**What the task requires**
As you look over the data below, please find each line where the word "watermark" appears, then copy it.

Component data from apps and pages:
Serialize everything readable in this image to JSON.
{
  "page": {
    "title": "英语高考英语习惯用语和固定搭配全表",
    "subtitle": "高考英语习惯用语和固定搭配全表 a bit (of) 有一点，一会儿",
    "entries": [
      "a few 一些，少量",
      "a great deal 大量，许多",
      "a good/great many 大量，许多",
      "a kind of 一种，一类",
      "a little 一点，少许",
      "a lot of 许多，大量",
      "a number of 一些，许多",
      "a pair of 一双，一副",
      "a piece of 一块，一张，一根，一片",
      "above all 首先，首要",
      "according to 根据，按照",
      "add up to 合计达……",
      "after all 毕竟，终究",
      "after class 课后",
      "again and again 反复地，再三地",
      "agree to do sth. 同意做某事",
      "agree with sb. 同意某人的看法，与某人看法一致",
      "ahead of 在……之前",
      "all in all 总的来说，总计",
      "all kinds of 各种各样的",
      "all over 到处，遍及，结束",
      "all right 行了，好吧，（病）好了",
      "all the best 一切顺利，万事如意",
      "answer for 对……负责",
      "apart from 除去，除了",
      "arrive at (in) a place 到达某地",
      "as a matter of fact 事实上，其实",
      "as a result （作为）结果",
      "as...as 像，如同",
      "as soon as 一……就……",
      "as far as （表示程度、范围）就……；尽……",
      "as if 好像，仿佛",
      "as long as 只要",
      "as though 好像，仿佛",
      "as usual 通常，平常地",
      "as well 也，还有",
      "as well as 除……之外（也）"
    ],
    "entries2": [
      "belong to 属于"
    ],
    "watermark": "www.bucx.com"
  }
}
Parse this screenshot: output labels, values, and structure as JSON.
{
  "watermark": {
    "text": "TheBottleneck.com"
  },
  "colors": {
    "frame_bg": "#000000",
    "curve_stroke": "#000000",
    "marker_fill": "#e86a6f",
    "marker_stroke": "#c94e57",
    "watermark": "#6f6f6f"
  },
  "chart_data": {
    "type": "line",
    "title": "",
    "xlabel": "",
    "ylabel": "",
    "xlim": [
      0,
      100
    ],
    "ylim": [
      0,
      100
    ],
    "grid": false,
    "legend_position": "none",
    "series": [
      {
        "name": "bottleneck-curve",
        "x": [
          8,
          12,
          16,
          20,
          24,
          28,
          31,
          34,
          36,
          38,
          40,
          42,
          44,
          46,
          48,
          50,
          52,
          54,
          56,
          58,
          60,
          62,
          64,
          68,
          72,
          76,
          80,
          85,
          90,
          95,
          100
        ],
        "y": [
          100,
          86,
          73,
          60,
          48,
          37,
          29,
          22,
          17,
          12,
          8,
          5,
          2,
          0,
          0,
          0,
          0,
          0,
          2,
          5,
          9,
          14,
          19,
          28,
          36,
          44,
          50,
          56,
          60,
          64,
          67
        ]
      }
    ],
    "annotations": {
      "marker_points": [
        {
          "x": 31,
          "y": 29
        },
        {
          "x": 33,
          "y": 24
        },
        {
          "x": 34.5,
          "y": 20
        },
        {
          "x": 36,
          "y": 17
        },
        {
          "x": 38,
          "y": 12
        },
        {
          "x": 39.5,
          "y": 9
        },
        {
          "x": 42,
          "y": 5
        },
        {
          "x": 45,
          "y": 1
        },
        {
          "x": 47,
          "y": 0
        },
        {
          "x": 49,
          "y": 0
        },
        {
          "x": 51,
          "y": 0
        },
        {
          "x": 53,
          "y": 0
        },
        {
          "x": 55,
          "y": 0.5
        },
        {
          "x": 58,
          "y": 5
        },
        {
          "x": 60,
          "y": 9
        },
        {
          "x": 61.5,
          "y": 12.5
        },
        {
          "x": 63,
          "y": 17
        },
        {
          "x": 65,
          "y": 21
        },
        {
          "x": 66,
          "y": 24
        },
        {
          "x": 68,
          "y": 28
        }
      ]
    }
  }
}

**Answer below**
    "watermark": "www.bucx.com"
  "watermark": {
    "watermark": "#6f6f6f"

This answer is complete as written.